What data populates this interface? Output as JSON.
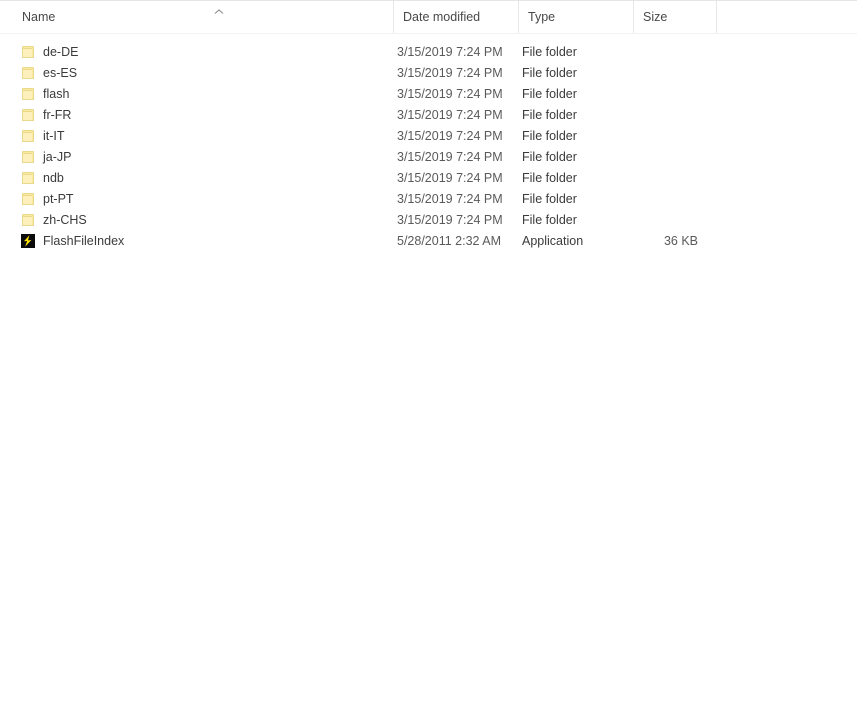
{
  "view": {
    "kind": "file-list-details-view"
  },
  "columns": [
    {
      "key": "name",
      "label": "Name",
      "sorted": true,
      "sort_direction": "ascending"
    },
    {
      "key": "date",
      "label": "Date modified",
      "sorted": false,
      "sort_direction": ""
    },
    {
      "key": "type",
      "label": "Type",
      "sorted": false,
      "sort_direction": ""
    },
    {
      "key": "size",
      "label": "Size",
      "sorted": false,
      "sort_direction": ""
    }
  ],
  "sort_indicator_glyph": "chevron-up",
  "colors": {
    "background": "#ffffff",
    "header_text": "#48484a",
    "row_text": "#3b3b3b",
    "secondary_text": "#5a5a5a",
    "separator": "#e8e8e8",
    "folder_icon": "#fbe9a0",
    "flash_icon_background": "#0b0b0b",
    "flash_icon_bolt": "#ffe400",
    "hover_row": "#f2f8fd"
  },
  "rows": [
    {
      "icon": "folder-icon",
      "name": "de-DE",
      "date": "3/15/2019 7:24 PM",
      "type": "File folder",
      "size": ""
    },
    {
      "icon": "folder-icon",
      "name": "es-ES",
      "date": "3/15/2019 7:24 PM",
      "type": "File folder",
      "size": ""
    },
    {
      "icon": "folder-icon",
      "name": "flash",
      "date": "3/15/2019 7:24 PM",
      "type": "File folder",
      "size": ""
    },
    {
      "icon": "folder-icon",
      "name": "fr-FR",
      "date": "3/15/2019 7:24 PM",
      "type": "File folder",
      "size": ""
    },
    {
      "icon": "folder-icon",
      "name": "it-IT",
      "date": "3/15/2019 7:24 PM",
      "type": "File folder",
      "size": ""
    },
    {
      "icon": "folder-icon",
      "name": "ja-JP",
      "date": "3/15/2019 7:24 PM",
      "type": "File folder",
      "size": ""
    },
    {
      "icon": "folder-icon",
      "name": "ndb",
      "date": "3/15/2019 7:24 PM",
      "type": "File folder",
      "size": ""
    },
    {
      "icon": "folder-icon",
      "name": "pt-PT",
      "date": "3/15/2019 7:24 PM",
      "type": "File folder",
      "size": ""
    },
    {
      "icon": "folder-icon",
      "name": "zh-CHS",
      "date": "3/15/2019 7:24 PM",
      "type": "File folder",
      "size": ""
    },
    {
      "icon": "flash-icon",
      "name": "FlashFileIndex",
      "date": "5/28/2011 2:32 AM",
      "type": "Application",
      "size": "36 KB"
    }
  ]
}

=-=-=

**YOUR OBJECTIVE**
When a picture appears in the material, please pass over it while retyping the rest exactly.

**TASK SOLUTION**
What data populates this interface? Output as JSON.
{
  "view": {
    "kind": "file-list-details-view"
  },
  "columns": [
    {
      "key": "name",
      "label": "Name",
      "sorted": true,
      "sort_direction": "ascending"
    },
    {
      "key": "date",
      "label": "Date modified",
      "sorted": false,
      "sort_direction": ""
    },
    {
      "key": "type",
      "label": "Type",
      "sorted": false,
      "sort_direction": ""
    },
    {
      "key": "size",
      "label": "Size",
      "sorted": false,
      "sort_direction": ""
    }
  ],
  "sort_indicator_glyph": "chevron-up",
  "colors": {
    "background": "#ffffff",
    "header_text": "#48484a",
    "row_text": "#3b3b3b",
    "secondary_text": "#5a5a5a",
    "separator": "#e8e8e8",
    "folder_icon": "#fbe9a0",
    "flash_icon_background": "#0b0b0b",
    "flash_icon_bolt": "#ffe400",
    "hover_row": "#f2f8fd"
  },
  "rows": [
    {
      "icon": "folder-icon",
      "name": "de-DE",
      "date": "3/15/2019 7:24 PM",
      "type": "File folder",
      "size": ""
    },
    {
      "icon": "folder-icon",
      "name": "es-ES",
      "date": "3/15/2019 7:24 PM",
      "type": "File folder",
      "size": ""
    },
    {
      "icon": "folder-icon",
      "name": "flash",
      "date": "3/15/2019 7:24 PM",
      "type": "File folder",
      "size": ""
    },
    {
      "icon": "folder-icon",
      "name": "fr-FR",
      "date": "3/15/2019 7:24 PM",
      "type": "File folder",
      "size": ""
    },
    {
      "icon": "folder-icon",
      "name": "it-IT",
      "date": "3/15/2019 7:24 PM",
      "type": "File folder",
      "size": ""
    },
    {
      "icon": "folder-icon",
      "name": "ja-JP",
      "date": "3/15/2019 7:24 PM",
      "type": "File folder",
      "size": ""
    },
    {
      "icon": "folder-icon",
      "name": "ndb",
      "date": "3/15/2019 7:24 PM",
      "type": "File folder",
      "size": ""
    },
    {
      "icon": "folder-icon",
      "name": "pt-PT",
      "date": "3/15/2019 7:24 PM",
      "type": "File folder",
      "size": ""
    },
    {
      "icon": "folder-icon",
      "name": "zh-CHS",
      "date": "3/15/2019 7:24 PM",
      "type": "File folder",
      "size": ""
    },
    {
      "icon": "flash-icon",
      "name": "FlashFileIndex",
      "date": "5/28/2011 2:32 AM",
      "type": "Application",
      "size": "36 KB"
    }
  ]
}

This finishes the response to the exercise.